The careful, critical and unbiased study of the classical Ayurvedic texts show that by the time Samhita – granthas were compiled, the science and art of Ayurveda had already passed through the stage of specilisation and knowledge flowing from different specialised fields of medicine and allied sciences generalised, simplified and principles enunciated. Even as early as the time of Punarvasu Atreya and Dhanvantri, many positive concepts of for reaching importance and significance became the basis for the study and practice of the science and art of Ayurveda.

Man is a composite whole of matter, mind and the spirit, he is a part of a much larger universe in which he lives and a creature of a relatively smaller environment that surrounds him.

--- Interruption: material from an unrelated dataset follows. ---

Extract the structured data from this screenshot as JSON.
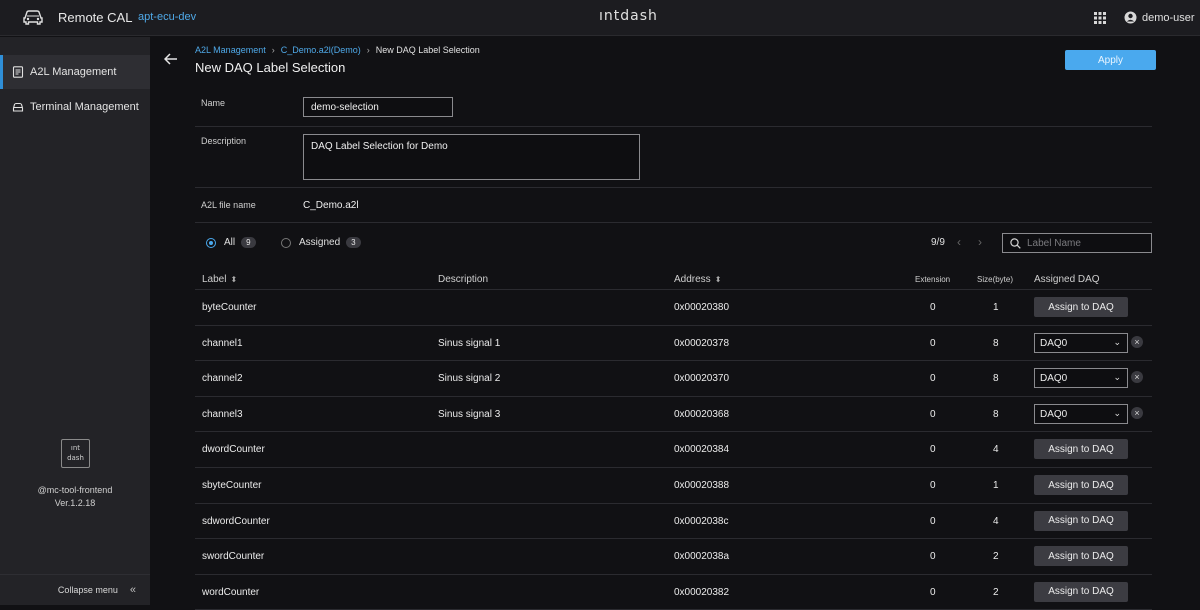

Disease is a process and not a state – the process once initiated, moves through six consecutive evolutive steps, the recognition of which letter is important from the point of view of preventive and curative aspects of Ayurveda. The evolutive stages of the process of disease are described in the concept of rogakriya – Kala :
(i) preservative conservative and preventive by rasayana and vajikarana therapies, principles of dinacharya and ritucharya
(ii) curative – achieved by samshodhana nad samshamana

The other concept of kayagnivyapara or metabolism, the concept of vyadhikshamatwa or natural resistance to the process of decay reflected in the concept of shleishnika ojas.

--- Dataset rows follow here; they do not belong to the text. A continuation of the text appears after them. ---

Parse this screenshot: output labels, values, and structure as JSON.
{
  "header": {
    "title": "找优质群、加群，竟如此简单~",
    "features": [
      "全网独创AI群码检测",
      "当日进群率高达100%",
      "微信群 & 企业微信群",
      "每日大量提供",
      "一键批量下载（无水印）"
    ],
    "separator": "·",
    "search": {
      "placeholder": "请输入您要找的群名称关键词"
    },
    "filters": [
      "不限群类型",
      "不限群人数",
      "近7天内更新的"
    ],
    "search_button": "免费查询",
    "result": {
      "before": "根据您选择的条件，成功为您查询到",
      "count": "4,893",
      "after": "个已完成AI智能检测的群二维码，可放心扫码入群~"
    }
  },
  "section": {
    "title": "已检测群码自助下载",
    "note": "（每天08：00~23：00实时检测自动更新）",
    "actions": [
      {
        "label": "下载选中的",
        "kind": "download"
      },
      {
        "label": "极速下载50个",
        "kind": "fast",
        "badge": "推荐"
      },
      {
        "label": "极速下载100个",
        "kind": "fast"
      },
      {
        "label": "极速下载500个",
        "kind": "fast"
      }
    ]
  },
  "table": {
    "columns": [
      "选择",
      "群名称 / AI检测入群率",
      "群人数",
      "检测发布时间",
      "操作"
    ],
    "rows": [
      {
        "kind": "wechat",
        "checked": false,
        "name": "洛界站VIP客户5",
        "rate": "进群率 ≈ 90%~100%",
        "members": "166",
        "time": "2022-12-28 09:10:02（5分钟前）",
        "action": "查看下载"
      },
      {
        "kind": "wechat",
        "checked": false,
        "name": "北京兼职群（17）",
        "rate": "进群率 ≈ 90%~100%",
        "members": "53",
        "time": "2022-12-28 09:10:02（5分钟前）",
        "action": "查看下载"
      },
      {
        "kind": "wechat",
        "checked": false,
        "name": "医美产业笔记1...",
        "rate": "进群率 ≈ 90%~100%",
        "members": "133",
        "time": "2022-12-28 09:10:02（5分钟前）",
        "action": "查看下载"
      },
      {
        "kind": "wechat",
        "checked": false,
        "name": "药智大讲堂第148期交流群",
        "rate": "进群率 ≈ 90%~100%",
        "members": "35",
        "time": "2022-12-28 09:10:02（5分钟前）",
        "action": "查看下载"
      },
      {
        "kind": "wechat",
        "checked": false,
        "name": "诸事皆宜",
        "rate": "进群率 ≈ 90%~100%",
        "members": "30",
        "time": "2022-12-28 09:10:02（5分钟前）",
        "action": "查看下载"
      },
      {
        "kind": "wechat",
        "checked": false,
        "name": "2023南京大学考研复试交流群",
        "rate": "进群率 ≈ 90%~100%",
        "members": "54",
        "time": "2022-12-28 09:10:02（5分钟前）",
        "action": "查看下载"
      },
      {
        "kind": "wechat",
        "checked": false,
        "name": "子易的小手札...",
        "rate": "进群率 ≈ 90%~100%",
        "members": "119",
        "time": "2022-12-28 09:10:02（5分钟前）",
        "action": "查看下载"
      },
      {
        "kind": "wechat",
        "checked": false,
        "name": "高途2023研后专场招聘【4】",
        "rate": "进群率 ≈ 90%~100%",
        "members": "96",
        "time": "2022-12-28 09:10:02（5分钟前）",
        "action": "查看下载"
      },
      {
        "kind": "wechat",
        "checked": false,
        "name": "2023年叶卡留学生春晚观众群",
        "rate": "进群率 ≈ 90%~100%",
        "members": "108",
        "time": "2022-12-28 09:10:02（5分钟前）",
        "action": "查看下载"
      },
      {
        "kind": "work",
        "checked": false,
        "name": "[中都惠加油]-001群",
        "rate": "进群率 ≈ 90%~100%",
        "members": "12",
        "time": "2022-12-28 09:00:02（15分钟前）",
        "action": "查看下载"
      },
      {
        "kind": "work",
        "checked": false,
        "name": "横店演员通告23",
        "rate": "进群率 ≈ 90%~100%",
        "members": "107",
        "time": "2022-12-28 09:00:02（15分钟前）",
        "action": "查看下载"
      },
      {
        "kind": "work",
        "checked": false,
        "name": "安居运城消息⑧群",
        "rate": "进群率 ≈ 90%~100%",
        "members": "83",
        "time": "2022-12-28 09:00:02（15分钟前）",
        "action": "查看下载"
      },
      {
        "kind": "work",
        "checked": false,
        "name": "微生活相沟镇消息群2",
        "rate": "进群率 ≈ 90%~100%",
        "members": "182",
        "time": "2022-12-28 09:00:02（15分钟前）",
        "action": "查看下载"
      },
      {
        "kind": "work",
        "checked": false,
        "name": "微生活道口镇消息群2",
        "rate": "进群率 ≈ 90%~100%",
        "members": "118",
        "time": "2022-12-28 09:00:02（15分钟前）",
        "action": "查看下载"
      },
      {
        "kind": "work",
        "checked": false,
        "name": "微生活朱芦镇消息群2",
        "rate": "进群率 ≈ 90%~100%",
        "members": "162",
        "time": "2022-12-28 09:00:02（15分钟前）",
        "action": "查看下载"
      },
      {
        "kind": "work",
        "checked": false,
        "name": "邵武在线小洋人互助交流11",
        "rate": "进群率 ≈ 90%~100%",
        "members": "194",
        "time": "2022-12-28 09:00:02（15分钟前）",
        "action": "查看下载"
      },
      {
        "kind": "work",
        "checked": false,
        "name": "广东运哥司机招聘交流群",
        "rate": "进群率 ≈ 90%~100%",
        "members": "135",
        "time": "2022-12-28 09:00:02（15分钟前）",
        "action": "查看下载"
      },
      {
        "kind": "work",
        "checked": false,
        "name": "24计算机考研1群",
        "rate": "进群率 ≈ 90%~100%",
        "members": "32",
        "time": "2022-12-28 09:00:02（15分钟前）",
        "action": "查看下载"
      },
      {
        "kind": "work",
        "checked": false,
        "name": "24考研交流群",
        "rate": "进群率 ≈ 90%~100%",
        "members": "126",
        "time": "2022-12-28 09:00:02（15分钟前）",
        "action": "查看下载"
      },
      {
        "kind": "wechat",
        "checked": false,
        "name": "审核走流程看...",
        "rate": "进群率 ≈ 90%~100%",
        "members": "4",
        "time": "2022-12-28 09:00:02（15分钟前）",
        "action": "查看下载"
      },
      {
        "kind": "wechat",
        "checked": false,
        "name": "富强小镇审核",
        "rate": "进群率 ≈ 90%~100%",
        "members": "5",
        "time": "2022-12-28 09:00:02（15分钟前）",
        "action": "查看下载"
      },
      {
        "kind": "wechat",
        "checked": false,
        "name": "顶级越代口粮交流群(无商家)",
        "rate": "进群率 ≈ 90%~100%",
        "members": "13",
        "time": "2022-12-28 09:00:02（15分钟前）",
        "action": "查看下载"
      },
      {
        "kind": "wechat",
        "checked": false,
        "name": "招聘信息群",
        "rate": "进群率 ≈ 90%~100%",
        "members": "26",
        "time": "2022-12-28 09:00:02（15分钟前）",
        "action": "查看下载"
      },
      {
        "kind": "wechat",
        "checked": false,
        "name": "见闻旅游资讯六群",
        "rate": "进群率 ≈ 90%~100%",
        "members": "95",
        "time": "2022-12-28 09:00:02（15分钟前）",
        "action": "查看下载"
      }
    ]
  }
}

The three main samhita – Charak Samhita represents more or less the recorded proceedings of several seminars of Internists convened from time to time under the distinguished chairmanship of Punarvasu Atreya in which participated eminent authorites of medicine from different parts of the then civilised world. Sushruta Samhita is seen to represent the recorded version of discussions that took place between Dhanvantari an his disciple, Sushruta. This book is mainly surgical in its outlook. Vagbhata’s ‘Astanga Sangraha and Hridya’ represent compiledens of not only the valuable features of the two great medical classics but also from other extant and contemporary literature of his time. Much later works such as Madhava Nidana, Sharangdhara Samhita and Bhavapraksha are seen to have drawn the required material from the three main Ayurveda classics.

According to Ayurveda, the body is the result or as outcome of nutrition. Diseases on the other hand are the result of mal/impaired nutrition. The distinction between pleasure (health) and pain (disease) arise as the result of difference between the wholesome and unwholesome diet.

The manner in which the nutrition ingested the way in which its acts various components are metabolished into appropriate dhatu or tissue elements, and how some of its constituents are broken down for being utilised for the production of energy required for vital activities, depend upon factors which are grouped under the term agni :

By the same, the material for the formation of the functional factors, such as vata, pitta and kapha, as well as sevenfold structural elements, i.e. the saptadhatus, are also derived from the food ingested.

It is indicative of the main scope of Ayurveda chikitsa :
i) the promotion and preservation of health and strength in the healthy.
ii) the elimination of the disease in the ailing and affected i.e. curative treatment.